Something we can all do to help. Publish the banner on your website or your blog or retweet the post. Let people know, so they can turn out to help with getting things back to normal.
For me, this picture sums up the violence of the whole thing. This morning’s television news showed footage of a 150 year old family run furniture store ablaze. Why? What did that achieve?
But, as bad as things get, people act with kindness and show their appreciation to the police..
And then this morning, I can only echo Professor Brian Cox on Twitter (above). it really does restore your faith in human nature.
People turned out in droves, responding to a spontaneous campaign to clean up the devastation left by the rioters.
|#riotcleanup pictures on PicFog
Check out this site for more pictures of the clean up operation around London.
Now something else we can all do to help. Look at the pictures from the Met Police. If you know any of these clowns, tell the police. They need to be stopped before someone gets seriously hurt.
Tags: CISO, disclosure, human behaviour, Information security
… and shame the Devil, as I was often told as a child. Sound advice you’d think, but in the world of IT Security such honesty could cost you your job. I was alerted on Twitter by Kai Wittenburg to the story of Pennsylvania’s CISO Robert Maley. According to the story on Computerworld’s web site, Maley was fired by his employer, apparently after commenting on a security incident during the RSA show. The reason given for his dismissal ws that he failed to get the proper approvals before making his comments. The incident in question appears to have been a vulnerability in a scheduling system at the Department of Transport. The Department denies that any hacking or breach was involved in the incident, but details have been handed over to the State Police for investigation.
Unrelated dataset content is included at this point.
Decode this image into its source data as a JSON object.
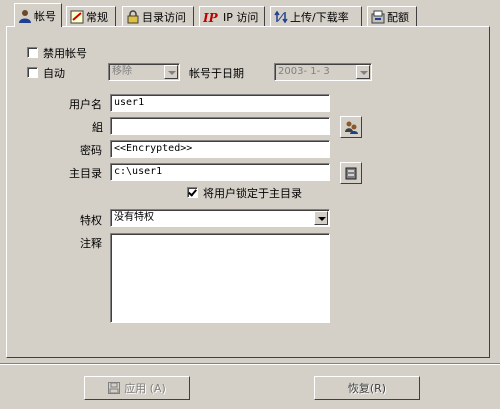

This furore is taking place against a backdrop of cuts of 38% in IT security budgets and 40% in staffing.
Chances are, Maley’s employer does insist on rigid prior approval for this sort of thing. It’s all part of the culture of secrecy around security incidents that’s endemic in large organisations. The immediate effect is to make it more difficult for all of us to get budgets approved for security programmes. Faced with yet another capital expenditure request for an IT security programme, the CEO will say “..but , if this threat is real, why don’t I ever read about it in the Press?” Answer: because far too many organisations follow the lead of the Commonwealth of Pennsylvania and deny everything.
And there’s another consequence of not discussing these incidents – we don’t learn from them. In his book “Managing the Human Factor in Information Security“, David Lacey describes how the aviation industry has systematically and ruthlessly pursued safety through a combination of mandatory incident reporting and thorough investigation of “near misses”. Any major incident is the result of a series of cascading failures. If any one element holds up under pressure, then the disaster is averted. However, there are still a whole load of individual failures to be investigated and lessons to be learned. Next time, you might not be so lucky.
As our World becomes ever more dependent upon on-line systems, so the impact of security incidents will become ever greater. Unless we allow – even encourage – IT security professionals to follow Maley’s example and openly discuss these incidents, how can we ever hope to improve?